“It was a perfect overall fit for me,” he said. “It’s in the Big 10, which I felt was one of the best conferences in college hockey and it’s close to home. I know I’m going up against the best talent in America every night.”
Here’s who else stood out to me on the day:
When T.J. Oshie ended a classic Olympic showdown by outduelling the Russians in the shootout, he became an instant hero back in the United States. And while most of the host nation was crestfallen by his derring-do, Oshie had at least one Russian on his side: Maxim Letunov thought the American was great.
As luck would have it, Letunov was selected by Oshie’s NHL team, the St. Louis Blues, mere months later at the draft. He went later in the second round after the Blues had taken countryman Ivan Barbashev 33rd overall. Both players may be Russian, but they shatter stereotypes.
Two of the most prominent Toronto Maple Leafs of the past half-century were Borje Salming and Mats Sundin. And while neither could deliver a Stanley Cup to the franchise, they are beloved to this day. Scanning the roster of Toronto’s rookie development camp roster, it’s easy to see the infatuation with Swedes has only grown over time.
I thought it was a bit unfair that some news outlets were already running stories on the 2015 draft class before the 2014s had even strolled up to the podium in Philadelphia, but now that NHL Central Scouting has released its watch list, it’s time to weigh in.
In terms of hype, 2015 is going to be a big year. If the prospects at the top develop on the path I expect them to, you’re looking at three or four franchise-changing talents, followed by some more excellent players after that. In terms of potential, it blows 2014 out of the water.
It’s unfortunate, but efforts to get a players’ association started for the three major junior circuits always seem to get off on the wrong foot. As reported by the Toronto Star on Monday, Hockey Canada nemesis Glenn Gumbley is back on the scene, this time teaming up with Unifor (which also represents Star reporters), a major private sector union.
Based on the comments and situations described in the article, neither Gumbley nor Unifor should be anywhere near a potential CHL union drive, but that doesn’t mean I dismiss the idea. What the concept does need, however, is support from the constituents themselves. So I hit the ol’ modern rolodex and asked major junior players from across the country what they thought. The respondents represented all three circuits: Ontario League, Western League and Quebec League. Some were high NHL draft picks, some haven’t been drafted yet, while others signed pro deals as free agents.

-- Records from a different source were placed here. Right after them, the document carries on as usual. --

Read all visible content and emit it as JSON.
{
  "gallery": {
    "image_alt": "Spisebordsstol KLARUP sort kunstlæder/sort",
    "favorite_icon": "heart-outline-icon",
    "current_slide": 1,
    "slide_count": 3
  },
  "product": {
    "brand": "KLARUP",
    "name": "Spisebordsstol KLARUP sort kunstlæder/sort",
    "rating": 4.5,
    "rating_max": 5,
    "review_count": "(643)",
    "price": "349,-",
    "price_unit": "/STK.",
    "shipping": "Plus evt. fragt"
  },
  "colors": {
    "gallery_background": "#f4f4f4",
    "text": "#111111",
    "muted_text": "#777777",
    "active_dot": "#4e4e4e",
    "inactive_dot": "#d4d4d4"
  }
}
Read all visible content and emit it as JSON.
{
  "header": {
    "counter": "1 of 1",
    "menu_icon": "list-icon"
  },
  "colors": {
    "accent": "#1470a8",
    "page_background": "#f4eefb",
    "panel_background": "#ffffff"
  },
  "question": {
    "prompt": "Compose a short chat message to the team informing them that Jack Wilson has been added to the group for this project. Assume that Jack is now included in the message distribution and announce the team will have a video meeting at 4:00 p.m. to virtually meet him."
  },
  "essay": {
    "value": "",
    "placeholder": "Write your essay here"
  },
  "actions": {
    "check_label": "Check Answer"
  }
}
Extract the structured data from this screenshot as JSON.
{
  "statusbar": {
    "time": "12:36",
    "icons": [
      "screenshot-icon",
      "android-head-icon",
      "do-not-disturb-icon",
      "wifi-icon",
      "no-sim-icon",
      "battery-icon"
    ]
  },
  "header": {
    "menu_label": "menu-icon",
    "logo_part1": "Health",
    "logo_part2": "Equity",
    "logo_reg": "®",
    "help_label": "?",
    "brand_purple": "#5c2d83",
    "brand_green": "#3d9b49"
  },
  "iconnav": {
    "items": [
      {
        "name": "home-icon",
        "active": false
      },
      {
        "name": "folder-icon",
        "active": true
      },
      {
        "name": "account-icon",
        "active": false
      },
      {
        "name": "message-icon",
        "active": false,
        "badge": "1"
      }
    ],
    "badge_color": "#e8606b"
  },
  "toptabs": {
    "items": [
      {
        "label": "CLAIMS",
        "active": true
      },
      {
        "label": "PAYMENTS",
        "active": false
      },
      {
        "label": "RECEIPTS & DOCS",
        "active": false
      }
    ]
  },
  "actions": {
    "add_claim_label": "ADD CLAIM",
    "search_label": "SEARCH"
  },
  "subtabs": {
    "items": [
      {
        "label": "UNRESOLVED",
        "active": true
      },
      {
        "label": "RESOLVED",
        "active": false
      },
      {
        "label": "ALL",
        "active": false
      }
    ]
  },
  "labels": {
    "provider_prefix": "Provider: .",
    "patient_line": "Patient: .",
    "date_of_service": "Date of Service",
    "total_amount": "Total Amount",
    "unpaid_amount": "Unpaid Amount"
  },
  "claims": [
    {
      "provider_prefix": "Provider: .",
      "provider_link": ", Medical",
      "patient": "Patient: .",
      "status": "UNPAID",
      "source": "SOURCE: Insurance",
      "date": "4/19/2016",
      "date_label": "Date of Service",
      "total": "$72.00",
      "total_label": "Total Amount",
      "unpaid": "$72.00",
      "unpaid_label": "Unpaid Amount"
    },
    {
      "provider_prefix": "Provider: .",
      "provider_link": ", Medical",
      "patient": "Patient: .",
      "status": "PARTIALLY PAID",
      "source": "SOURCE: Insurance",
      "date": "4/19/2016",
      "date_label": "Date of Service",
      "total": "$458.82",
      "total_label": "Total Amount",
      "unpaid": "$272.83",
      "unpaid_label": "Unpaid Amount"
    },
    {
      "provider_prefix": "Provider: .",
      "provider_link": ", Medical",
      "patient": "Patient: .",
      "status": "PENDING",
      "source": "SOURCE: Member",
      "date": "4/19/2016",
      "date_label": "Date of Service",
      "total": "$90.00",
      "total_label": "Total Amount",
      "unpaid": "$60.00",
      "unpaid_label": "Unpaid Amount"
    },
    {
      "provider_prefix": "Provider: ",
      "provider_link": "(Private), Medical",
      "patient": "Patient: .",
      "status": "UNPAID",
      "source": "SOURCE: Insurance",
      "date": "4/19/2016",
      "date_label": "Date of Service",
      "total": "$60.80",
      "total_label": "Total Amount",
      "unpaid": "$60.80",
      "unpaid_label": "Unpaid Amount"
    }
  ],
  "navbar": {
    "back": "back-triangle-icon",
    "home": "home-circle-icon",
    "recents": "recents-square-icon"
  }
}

And there was one common thread when I asked what the players would want from a union: More money.